■ Aim of the task: Wherever the word "Road" shows up in the data, report the line it sits in.

(Data about app and page elements)
<<<<
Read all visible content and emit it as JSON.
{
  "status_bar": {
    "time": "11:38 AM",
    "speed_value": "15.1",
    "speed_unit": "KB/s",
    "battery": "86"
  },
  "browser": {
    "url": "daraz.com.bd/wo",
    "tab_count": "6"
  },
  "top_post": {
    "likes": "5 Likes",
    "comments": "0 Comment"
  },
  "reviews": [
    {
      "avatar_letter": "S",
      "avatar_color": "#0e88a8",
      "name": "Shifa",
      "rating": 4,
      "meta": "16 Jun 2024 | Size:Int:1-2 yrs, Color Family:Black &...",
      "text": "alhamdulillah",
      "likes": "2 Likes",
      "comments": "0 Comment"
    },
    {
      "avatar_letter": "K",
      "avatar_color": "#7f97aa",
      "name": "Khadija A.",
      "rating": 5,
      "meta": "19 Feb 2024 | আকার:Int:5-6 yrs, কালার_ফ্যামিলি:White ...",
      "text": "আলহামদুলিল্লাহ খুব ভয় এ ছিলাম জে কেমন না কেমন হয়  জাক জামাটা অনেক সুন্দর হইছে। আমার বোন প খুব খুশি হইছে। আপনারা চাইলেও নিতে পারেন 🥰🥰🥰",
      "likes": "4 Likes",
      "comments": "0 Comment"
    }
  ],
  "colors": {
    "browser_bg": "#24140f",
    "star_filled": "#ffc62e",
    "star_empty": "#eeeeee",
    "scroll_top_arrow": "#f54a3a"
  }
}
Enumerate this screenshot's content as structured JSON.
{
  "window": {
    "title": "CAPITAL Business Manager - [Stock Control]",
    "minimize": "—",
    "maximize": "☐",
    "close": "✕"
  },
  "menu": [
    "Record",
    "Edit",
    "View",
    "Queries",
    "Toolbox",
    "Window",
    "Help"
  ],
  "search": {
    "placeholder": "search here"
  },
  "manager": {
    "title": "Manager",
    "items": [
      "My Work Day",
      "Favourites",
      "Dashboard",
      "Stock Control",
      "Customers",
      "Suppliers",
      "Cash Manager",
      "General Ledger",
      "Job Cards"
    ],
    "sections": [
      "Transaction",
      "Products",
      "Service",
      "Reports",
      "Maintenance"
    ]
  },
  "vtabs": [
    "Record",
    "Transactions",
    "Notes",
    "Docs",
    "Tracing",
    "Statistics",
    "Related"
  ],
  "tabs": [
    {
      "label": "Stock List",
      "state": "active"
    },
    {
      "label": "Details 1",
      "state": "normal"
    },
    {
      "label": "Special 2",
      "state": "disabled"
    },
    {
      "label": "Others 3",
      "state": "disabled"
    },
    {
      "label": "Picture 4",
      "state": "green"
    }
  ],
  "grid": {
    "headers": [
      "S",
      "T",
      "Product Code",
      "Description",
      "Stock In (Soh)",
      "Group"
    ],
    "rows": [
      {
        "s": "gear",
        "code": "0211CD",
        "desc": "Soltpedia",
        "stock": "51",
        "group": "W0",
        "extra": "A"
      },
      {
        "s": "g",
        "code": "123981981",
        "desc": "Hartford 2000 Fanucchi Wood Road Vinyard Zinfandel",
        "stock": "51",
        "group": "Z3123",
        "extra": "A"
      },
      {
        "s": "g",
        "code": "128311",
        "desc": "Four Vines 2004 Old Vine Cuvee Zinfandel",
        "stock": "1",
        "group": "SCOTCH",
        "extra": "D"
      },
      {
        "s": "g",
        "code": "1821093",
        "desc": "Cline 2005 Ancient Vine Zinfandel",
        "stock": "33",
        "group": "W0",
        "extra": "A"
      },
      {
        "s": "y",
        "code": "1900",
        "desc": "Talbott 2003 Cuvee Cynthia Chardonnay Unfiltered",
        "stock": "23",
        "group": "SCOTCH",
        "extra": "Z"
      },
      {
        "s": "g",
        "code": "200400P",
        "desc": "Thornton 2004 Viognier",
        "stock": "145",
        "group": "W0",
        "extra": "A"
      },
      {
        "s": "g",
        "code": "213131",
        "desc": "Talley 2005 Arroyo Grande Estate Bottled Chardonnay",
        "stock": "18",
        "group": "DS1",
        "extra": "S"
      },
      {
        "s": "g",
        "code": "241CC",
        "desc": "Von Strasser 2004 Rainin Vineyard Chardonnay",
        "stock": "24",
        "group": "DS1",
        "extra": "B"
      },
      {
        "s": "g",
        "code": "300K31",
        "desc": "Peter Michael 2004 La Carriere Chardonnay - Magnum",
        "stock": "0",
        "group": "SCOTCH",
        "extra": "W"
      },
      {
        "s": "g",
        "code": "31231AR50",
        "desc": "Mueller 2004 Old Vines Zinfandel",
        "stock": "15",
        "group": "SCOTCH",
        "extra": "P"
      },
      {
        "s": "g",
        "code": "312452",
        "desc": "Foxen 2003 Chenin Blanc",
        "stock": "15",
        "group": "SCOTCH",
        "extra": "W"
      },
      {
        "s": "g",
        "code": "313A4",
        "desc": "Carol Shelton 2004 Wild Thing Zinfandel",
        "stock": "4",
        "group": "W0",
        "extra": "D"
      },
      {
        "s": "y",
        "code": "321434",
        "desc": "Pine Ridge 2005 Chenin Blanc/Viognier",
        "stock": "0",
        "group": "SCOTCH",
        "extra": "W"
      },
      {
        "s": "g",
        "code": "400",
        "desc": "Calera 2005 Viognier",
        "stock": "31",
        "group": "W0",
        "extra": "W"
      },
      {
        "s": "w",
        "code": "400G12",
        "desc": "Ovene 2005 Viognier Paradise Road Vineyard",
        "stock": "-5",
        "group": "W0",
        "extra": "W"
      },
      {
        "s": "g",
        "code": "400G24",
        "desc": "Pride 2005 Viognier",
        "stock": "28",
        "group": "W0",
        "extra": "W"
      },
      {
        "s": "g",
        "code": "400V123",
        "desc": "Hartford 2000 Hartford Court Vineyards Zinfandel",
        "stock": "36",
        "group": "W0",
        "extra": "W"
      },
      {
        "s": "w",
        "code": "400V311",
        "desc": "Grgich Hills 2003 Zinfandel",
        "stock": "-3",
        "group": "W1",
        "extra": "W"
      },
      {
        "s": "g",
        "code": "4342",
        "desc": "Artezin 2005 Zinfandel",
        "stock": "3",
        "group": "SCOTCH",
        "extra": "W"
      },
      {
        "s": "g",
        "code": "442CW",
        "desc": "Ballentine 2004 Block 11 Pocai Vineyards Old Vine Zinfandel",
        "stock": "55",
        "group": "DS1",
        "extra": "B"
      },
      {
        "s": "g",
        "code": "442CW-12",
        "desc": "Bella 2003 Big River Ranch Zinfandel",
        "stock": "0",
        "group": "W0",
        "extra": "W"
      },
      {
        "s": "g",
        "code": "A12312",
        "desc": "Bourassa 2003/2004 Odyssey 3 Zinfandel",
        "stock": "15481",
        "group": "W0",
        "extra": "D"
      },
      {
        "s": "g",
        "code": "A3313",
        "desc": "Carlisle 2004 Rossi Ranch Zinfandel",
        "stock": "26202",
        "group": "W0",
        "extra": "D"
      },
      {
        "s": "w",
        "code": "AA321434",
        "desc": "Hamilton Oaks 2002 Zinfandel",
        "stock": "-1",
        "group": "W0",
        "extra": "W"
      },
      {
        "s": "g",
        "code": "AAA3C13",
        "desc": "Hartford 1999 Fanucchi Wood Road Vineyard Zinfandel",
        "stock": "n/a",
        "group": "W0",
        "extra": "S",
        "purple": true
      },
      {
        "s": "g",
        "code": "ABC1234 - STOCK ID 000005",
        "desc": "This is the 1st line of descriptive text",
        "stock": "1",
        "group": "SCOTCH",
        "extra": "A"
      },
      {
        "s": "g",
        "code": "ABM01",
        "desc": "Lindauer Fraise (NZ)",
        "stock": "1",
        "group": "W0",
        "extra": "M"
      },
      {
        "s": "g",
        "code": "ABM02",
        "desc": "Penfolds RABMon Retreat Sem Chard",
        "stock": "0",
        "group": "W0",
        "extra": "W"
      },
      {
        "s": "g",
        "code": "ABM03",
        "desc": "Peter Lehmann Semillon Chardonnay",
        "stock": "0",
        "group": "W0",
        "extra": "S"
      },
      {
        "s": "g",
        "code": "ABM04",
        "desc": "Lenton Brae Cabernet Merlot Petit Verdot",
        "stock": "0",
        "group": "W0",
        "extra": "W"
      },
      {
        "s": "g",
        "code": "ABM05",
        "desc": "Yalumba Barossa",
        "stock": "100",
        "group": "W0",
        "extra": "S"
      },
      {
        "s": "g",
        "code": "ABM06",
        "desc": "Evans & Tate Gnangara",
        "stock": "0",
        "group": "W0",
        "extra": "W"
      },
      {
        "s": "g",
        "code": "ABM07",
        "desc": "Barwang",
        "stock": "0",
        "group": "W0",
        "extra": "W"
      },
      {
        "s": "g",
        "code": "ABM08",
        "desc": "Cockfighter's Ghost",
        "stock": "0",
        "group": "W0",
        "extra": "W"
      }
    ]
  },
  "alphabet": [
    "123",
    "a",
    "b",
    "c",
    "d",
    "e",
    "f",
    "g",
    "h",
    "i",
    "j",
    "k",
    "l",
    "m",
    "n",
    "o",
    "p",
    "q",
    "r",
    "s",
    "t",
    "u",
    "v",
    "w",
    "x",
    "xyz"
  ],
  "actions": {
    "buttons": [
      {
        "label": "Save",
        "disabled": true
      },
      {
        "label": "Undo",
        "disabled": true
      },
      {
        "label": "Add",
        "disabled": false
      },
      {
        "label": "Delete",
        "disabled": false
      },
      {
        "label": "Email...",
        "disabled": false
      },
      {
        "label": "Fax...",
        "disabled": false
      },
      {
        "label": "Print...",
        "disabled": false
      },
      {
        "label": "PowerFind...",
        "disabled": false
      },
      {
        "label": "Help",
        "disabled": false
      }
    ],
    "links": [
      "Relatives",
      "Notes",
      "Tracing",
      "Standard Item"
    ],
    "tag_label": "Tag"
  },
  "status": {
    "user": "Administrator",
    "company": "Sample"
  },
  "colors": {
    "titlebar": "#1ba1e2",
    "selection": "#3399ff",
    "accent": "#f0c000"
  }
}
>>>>
■ Solution to the problem:
        "desc": "Hartford 2000 Fanucchi Wood Road Vinyard Zinfandel",
        "desc": "Ovene 2005 Viognier Paradise Road Vineyard",
        "desc": "Hartford 1999 Fanucchi Wood Road Vineyard Zinfandel",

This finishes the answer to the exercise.